Recognised as one of Britain’s foremost painters, Joffe explores the intimate act of painting and portraiture.
This exhibition explores the intimate act of painting and portraiture. Taking its name from JD Salinger’s short story For Esmé - with Love and Squalor (1950) in which time hangs as heavy as the protagonist’s ‘enormous-faced chronographic-looking wristwatch’, the exhibition captures the changing faces across the years of the artist, Chantal Joffe and her daughter Esme, moving between mother and daughter, love and squalor, and the act of care and being cared for.
Including a number of new works (many produced during lockdown), highlights include a series of portraits of Joffe’s daughter, from older works such as Esme captured as a new-born swaddled in blankets, to the later, defiantly awkward, Esme in White, painted within days of her sixteenth birthday.
These sit alongside a number of self-portraits, including the intimate Bonnard-inspired Reading in Bath I and III, never-before seen series, Pictures of What I Did Not See where Joffe is depicted during a traumatic illness being cared for by Esme, and a series of startlingly honest self-portraits.

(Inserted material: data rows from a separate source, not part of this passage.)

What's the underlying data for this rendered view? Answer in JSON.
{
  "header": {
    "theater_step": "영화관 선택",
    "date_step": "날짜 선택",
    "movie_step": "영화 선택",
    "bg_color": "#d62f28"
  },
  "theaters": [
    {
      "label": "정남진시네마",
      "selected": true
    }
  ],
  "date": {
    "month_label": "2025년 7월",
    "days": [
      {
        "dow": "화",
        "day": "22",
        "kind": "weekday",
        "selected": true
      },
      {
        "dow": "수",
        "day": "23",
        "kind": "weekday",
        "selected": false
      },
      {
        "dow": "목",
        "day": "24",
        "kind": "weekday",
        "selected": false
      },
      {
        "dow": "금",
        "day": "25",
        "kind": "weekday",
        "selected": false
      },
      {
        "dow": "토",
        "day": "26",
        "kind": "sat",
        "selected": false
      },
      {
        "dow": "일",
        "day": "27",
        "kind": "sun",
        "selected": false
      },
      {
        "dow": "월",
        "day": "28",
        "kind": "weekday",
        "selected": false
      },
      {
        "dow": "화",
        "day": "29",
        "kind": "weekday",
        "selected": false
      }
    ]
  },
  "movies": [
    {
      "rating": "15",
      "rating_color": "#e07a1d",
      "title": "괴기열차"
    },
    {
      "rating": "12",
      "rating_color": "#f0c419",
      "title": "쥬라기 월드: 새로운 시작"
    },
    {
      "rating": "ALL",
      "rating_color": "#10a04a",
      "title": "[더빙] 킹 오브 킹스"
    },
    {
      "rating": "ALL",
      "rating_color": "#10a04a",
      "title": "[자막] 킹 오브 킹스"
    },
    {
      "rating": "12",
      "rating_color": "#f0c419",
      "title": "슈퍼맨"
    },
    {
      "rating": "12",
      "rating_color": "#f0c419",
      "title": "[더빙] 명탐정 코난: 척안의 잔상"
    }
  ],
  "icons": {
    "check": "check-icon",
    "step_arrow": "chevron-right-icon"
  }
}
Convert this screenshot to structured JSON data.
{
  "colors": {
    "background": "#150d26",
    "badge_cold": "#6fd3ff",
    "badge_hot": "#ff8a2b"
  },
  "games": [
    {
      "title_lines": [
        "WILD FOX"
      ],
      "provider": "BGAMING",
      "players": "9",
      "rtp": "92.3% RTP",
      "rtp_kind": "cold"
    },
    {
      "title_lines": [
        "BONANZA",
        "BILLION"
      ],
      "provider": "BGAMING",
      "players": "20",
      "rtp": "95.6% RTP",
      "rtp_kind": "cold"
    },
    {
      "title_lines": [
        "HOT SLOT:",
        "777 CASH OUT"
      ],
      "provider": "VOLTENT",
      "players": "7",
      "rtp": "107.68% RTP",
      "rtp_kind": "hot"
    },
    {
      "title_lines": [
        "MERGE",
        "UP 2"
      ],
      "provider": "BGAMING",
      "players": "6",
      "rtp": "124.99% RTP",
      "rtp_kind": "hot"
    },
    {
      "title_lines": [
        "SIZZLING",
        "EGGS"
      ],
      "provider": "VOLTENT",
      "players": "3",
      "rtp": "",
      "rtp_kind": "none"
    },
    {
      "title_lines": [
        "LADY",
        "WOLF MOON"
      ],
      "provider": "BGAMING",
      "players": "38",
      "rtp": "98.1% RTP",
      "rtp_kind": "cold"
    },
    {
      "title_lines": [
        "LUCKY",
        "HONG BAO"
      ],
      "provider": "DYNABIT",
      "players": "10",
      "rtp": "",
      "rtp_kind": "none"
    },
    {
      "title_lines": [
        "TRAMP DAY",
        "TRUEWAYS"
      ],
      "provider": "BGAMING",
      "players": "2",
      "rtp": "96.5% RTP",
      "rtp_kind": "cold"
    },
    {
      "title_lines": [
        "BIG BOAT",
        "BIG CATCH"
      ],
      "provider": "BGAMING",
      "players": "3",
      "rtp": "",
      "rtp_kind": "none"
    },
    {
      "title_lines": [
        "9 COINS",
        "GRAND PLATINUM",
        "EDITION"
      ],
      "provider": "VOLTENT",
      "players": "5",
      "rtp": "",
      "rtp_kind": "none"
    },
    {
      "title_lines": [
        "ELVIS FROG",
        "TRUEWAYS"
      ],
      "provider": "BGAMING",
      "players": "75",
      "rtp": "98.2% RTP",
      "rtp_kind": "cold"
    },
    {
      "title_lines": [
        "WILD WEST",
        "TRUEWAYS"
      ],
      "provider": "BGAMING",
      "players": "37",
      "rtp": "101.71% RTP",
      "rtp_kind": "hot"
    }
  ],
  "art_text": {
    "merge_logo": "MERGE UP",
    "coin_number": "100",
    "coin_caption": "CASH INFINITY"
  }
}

Produced one a day over the course of a year this 2018 series captures both the artist and her environment, from London’s cool winter light to the haze of a summer in the stifling New York heat.